After the audio was played, prosecutor Bernie de la Rionda asked Sybrina Fulton, "Who do you recognize that to be?" She replied, "Trayvon Benjamin Martin."
Identifying the screams on the 911 call could be critical to the case because it may help determine who was the aggressor during the scuffle between Zimmerman and Martin.
Under cross-examination, defense attorney Mark O'Mara suggested that Sybrina Fulton may have been influenced by others who listened to the 911 call, including relatives and her former husband.
O'Mara also asked Fulton hypothetically whether she would have to accept it was Zimmerman yelling for help if the screams did not come from her son. He also asked if she hoped Martin didn't do anything that led to his death.

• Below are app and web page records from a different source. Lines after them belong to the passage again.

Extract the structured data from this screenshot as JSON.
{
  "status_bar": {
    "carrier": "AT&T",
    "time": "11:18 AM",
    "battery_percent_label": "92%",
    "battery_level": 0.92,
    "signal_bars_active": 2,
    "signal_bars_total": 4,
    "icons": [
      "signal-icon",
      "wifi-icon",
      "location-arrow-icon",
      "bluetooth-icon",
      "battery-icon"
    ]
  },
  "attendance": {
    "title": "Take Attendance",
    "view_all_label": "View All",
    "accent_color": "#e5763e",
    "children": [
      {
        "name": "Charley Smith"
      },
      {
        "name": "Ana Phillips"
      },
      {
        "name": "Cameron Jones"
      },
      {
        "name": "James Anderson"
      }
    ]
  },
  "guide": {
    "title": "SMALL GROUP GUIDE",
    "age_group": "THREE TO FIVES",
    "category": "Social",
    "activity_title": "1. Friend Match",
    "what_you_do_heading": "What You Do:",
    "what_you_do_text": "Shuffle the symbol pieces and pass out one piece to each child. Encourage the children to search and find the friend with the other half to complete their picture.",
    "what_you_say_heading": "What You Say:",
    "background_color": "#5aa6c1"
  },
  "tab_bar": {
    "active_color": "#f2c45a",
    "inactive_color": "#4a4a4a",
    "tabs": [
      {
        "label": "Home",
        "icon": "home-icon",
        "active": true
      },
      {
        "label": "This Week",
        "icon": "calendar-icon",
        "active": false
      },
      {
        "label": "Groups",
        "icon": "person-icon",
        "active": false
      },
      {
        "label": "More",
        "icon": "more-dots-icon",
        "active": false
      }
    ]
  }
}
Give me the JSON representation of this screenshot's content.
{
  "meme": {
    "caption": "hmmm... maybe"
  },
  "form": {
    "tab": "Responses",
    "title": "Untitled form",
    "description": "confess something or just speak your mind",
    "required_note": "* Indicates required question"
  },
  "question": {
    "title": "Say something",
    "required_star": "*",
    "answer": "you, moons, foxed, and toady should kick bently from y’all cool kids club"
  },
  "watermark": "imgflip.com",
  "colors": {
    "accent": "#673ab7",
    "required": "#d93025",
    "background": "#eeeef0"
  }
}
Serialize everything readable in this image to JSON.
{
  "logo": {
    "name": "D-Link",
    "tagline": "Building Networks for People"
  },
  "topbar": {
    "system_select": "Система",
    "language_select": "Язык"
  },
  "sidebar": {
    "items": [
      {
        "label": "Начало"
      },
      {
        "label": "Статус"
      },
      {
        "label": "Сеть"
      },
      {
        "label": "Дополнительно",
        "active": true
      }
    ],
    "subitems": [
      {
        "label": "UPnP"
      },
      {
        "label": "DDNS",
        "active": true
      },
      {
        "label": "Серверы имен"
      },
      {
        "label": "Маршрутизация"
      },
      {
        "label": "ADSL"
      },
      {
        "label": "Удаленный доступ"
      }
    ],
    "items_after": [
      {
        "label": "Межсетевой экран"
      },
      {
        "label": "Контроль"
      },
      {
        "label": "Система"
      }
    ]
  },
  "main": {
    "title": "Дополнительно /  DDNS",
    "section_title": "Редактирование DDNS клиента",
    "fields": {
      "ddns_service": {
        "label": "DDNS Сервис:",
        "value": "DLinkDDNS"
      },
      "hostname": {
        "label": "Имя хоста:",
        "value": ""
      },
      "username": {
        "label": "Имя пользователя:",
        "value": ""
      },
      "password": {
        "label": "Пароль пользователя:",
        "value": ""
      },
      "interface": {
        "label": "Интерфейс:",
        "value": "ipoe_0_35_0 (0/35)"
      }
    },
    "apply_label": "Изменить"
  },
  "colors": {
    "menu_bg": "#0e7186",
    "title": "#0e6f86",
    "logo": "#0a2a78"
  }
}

"I heard my son screaming," Fulton said. "I would hope for this to never have happened and he would still be here."
Jahvaris Fulton, Martin's brother, also testified the screaming voice was that of Martin.
But O'Mara asked him why last year he had told a reporter that he wasn't sure if the voice belonged to Martin. Jahvaris Fulton, in explaining his comment to the reporter, told O'Mara he was "shocked" when he heard it.
"I didn't want to believe it was him," Jahvaris Fulton said.
O'Mara asked to play the television interview for jurors, but Judge Debra Nelson denied his request for the time being.
Jahvaris Fulton's testimony was broken up by efforts to unlock the evidence room adjacent to the courtroom. Unable to open it, court officials called a locksmith with a drill to help them out.
Before testifying, Sybrina Fulton posted on Twitter "I pray that God gives me the strength to properly represent my Angel Trayvon."
After the mother and brother testified, the doctor who performed an autopsy on Martin took the witness stand. Associate Medical Examiner Shiping Bao started describing Martin as being in pain and suffering after he was shot, but defense attorneys objected. The judge sustained the objection, and Bao was directed away from that line of questioning.
He later estimated that Martin lived from one to 10 minutes after he was shot, and the bullet went from the front to the back of the teen's chest, piercing his heart.
"There was no chance he could survive," Bao said.
Under cross examination, defense attorney Don West questioned why Martin's hands weren't covered in order to preserve evidence on his fingers and why it took three hours to remove the body from the scene. West and Bao talked over each other at several points, requiring the judge to tell everyone to speak one at a time.
With jurors out of the courtroom, Bao acknowledge he had changed his opinion in recent weeks on two matters related to the teen's death — how long Martin was alive after being shot and the effect of marijuana detected in Martin's body at the time of his death.
The associate medical examiner said last November that he believed Martin was alive one to three minutes. He also said Friday that marijuana could have affected Martin physically or mentally, even though he said it didn't last year.
Nelson had ruled before the trial that Martin's past marijuana use couldn't be introduced, and she didn't veer from that ruling on Friday, meaning jurors didn't hear Bao's opinion about the effect of Martin's marijuana use.